» TASK ITEM: Starting at the first line below, copy through to the last line exactly.

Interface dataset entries
☆ ☆ ☆ ☆
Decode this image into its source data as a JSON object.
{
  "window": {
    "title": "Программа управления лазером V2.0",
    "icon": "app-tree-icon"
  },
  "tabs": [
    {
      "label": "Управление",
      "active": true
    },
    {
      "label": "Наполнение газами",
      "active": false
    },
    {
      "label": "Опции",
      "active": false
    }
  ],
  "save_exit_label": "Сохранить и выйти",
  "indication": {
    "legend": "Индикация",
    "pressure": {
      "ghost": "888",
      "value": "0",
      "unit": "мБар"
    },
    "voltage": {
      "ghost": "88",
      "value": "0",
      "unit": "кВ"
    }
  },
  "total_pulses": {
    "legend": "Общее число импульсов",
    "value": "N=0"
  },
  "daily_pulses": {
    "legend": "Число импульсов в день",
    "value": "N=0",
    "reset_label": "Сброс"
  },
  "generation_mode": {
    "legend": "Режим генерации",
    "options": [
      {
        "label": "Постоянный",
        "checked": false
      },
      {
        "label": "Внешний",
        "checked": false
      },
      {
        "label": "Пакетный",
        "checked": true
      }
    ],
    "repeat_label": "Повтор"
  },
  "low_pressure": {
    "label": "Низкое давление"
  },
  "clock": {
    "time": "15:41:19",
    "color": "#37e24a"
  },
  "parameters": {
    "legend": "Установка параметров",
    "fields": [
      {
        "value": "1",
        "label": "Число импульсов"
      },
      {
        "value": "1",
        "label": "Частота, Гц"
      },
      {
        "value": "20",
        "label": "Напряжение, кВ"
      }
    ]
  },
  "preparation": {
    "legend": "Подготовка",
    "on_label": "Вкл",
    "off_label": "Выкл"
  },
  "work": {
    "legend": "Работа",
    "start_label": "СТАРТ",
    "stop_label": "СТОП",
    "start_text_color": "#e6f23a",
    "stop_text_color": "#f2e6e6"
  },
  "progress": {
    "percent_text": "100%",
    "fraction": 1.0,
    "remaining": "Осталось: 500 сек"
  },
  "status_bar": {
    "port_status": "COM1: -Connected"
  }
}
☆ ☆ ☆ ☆
» EXPECTED OUTPUT:
Decode this image into its source data as a JSON object.
{
  "window": {
    "title": "Программа управления лазером V2.0",
    "icon": "app-tree-icon"
  },
  "tabs": [
    {
      "label": "Управление",
      "active": true
    },
    {
      "label": "Наполнение газами",
      "active": false
    },
    {
      "label": "Опции",
      "active": false
    }
  ],
  "save_exit_label": "Сохранить и выйти",
  "indication": {
    "legend": "Индикация",
    "pressure": {
      "ghost": "888",
      "value": "0",
      "unit": "мБар"
    },
    "voltage": {
      "ghost": "88",
      "value": "0",
      "unit": "кВ"
    }
  },
  "total_pulses": {
    "legend": "Общее число импульсов",
    "value": "N=0"
  },
  "daily_pulses": {
    "legend": "Число импульсов в день",
    "value": "N=0",
    "reset_label": "Сброс"
  },
  "generation_mode": {
    "legend": "Режим генерации",
    "options": [
      {
        "label": "Постоянный",
        "checked": false
      },
      {
        "label": "Внешний",
        "checked": false
      },
      {
        "label": "Пакетный",
        "checked": true
      }
    ],
    "repeat_label": "Повтор"
  },
  "low_pressure": {
    "label": "Низкое давление"
  },
  "clock": {
    "time": "15:41:19",
    "color": "#37e24a"
  },
  "parameters": {
    "legend": "Установка параметров",
    "fields": [
      {
        "value": "1",
        "label": "Число импульсов"
      },
      {
        "value": "1",
        "label": "Частота, Гц"
      },
      {
        "value": "20",
        "label": "Напряжение, кВ"
      }
    ]
  },
  "preparation": {
    "legend": "Подготовка",
    "on_label": "Вкл",
    "off_label": "Выкл"
  },
  "work": {
    "legend": "Работа",
    "start_label": "СТАРТ",
    "stop_label": "СТОП",
    "start_text_color": "#e6f23a",
    "stop_text_color": "#f2e6e6"
  },
  "progress": {
    "percent_text": "100%",
    "fraction": 1.0,
    "remaining": "Осталось: 500 сек"
  },
  "status_bar": {
    "port_status": "COM1: -Connected"
  }
}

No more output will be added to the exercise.